A second, larger cross atop the gateway to the atrium is fashioned in the same manner, except that here the skull is bizarrely placed atop the cross instead of below it as is customary.
* These letters may signify the O.S.A. monogram of the Augustinian Order.
Check out our other Hidden Gems: Xichu de IndiosSan Felipe Sultepec; San Pablo Malacatepec;  OcoxochitepecMixquiahuala


text © 2019 Richard D. Perry. color images courtesy of Niccolò Brooker
some other posts on crosses:
AlfajayucanTepeapulcoCuitzeoActopanCharapanBucareli/El Pueblito;TepoztlanUruapanCholulaCajititlanCoyoacanAxotlaChimalistacMixcoacHuipulcoSanto Tomás Ajusco;San Pedro MartirAtoyacCapachoHuandacareoHuangoHuaniqueoCorupo

Friday, January 25, 2019

Hidden Gems. San Luis Tehuiloyucan: four evangelists and two crosses

From time to time we take a look at modest Mexican churches with colonial antecedents that are overlooked by most students of viceregal art and architecture, but that often possess features of special historic and artistic interest. We like to call them Hidden Gems.*
Tehuiloyucan is a suburb of San Andrés Cholula in the state of Puebla, best known for its odd colonial “House of the Devil,”
   Our focus here however is on the 
handsome parish church of San Luis de Obispo, notable for its expansive, colorful front of elegant domes and towers, framed by a large atrium with an elaborate, triple arched gateway.
San Luis Tehuiloyucan, the triple gateway
The Statuary
Although the church interior was remodeled in a glitzy neoclassical style, a fine set of older statues of the Four Evangelists, mounted on two side altars, survives from earlier colonial times.

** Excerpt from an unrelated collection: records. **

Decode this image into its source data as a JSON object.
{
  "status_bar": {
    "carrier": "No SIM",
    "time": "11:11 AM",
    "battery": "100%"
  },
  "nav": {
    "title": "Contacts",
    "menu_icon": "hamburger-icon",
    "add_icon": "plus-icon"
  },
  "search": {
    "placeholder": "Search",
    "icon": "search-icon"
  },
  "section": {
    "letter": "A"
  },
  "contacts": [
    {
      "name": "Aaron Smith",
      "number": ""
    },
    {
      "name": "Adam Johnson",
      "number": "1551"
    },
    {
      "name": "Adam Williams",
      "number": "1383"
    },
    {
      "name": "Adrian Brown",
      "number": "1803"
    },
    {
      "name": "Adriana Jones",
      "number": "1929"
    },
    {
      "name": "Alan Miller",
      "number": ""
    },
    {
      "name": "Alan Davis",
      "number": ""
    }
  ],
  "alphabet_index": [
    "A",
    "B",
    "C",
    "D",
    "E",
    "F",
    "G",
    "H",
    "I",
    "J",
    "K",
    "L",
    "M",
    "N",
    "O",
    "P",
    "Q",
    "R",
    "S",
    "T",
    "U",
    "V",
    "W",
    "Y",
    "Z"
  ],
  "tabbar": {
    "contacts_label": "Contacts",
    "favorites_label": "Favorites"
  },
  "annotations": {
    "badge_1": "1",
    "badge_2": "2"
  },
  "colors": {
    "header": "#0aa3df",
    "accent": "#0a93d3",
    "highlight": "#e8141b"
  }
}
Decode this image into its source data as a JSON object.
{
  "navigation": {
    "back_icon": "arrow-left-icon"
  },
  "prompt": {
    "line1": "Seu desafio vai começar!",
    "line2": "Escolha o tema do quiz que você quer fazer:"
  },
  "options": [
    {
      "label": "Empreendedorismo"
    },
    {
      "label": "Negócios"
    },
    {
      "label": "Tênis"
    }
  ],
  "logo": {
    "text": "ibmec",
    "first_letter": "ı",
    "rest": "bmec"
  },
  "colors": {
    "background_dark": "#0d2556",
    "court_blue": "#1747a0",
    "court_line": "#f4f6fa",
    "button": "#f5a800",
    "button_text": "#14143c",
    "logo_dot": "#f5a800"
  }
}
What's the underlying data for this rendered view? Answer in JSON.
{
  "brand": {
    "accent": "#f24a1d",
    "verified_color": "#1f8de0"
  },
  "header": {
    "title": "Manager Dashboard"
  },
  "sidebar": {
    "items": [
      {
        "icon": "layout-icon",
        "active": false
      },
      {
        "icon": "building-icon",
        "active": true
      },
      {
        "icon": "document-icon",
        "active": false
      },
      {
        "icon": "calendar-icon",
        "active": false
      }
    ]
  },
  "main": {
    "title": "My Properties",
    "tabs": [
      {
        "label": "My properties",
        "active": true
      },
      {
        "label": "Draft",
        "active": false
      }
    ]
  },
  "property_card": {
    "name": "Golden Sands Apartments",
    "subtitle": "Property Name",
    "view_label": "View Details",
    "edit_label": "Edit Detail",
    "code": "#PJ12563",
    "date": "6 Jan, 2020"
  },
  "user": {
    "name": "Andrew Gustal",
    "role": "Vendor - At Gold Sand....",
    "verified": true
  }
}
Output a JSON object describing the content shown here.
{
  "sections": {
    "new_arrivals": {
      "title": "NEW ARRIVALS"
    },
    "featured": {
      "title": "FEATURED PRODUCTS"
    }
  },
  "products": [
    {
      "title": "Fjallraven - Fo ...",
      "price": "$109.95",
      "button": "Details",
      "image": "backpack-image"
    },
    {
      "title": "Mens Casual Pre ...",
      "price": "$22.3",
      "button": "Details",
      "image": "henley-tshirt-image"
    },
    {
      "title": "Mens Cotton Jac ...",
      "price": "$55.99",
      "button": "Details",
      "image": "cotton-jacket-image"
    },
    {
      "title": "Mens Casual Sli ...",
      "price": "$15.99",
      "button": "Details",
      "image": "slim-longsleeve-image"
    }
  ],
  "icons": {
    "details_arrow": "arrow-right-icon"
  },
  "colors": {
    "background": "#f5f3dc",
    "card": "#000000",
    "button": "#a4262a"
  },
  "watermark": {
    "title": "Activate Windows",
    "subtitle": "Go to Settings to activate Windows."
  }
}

side altar with older statuary
The four—Matthew, Mark, Luke and John—are seated on wooden thrones, each with an identifying inscription and their appropriate symbol from the Tetramorph, and holding his gospel. 
   Although somewhat worn, they are in good enough condition so that we can appreciate their expressive sculptural values and fine   polychrome and estofado finish.
 
St. Matthew with his man/cherub                                 St. Mark with his lion

  
St Luke, missing the bull                                     St John with the eagle
Possibly survivors from an earlier baroque altarpiece now lost, these statues are the sole colonial art works now remaining in the church.

 
The atrium cross
The Crosses
Two other colonial items of interest in Tehuiloyucan are its carved stone crosses. 
   Hewn from black basalt, the atrium cross is now raised in an arcaded kiosk in front of the gateway. the striking rectangular cross is carved on the front with bas reliefs of classic Passion symbols, regularly spaced between the raised borders and currently crudely outlined in white paint. 
   A Face of Christ covers the axis, lightly portrayed with modest side locks and a crowned brow below a fan of three Nails. The recessed eyes may once have held inlays. Instruments like a Hammer, Pincers, Lantern, Jug an, unusually, a pair of Tunics are evenly laid out along the arms.
   One unusual relief is a cowled or helmeted figure on the shaft with raised arms, flared skirt and embroidered costume, perhaps an archangel.

A second, smaller, basalt cross in the same style occupies a similar location on the main town plaza.
Check out our other Hidden Gems: Xichu de IndiosSan Felipe Sultepec; San Pablo Malacatepec;  OcoxochitepecMixquiahualaCherán;
text © 2017 Richard D. Perry
color images by Diana Roberts and ELTB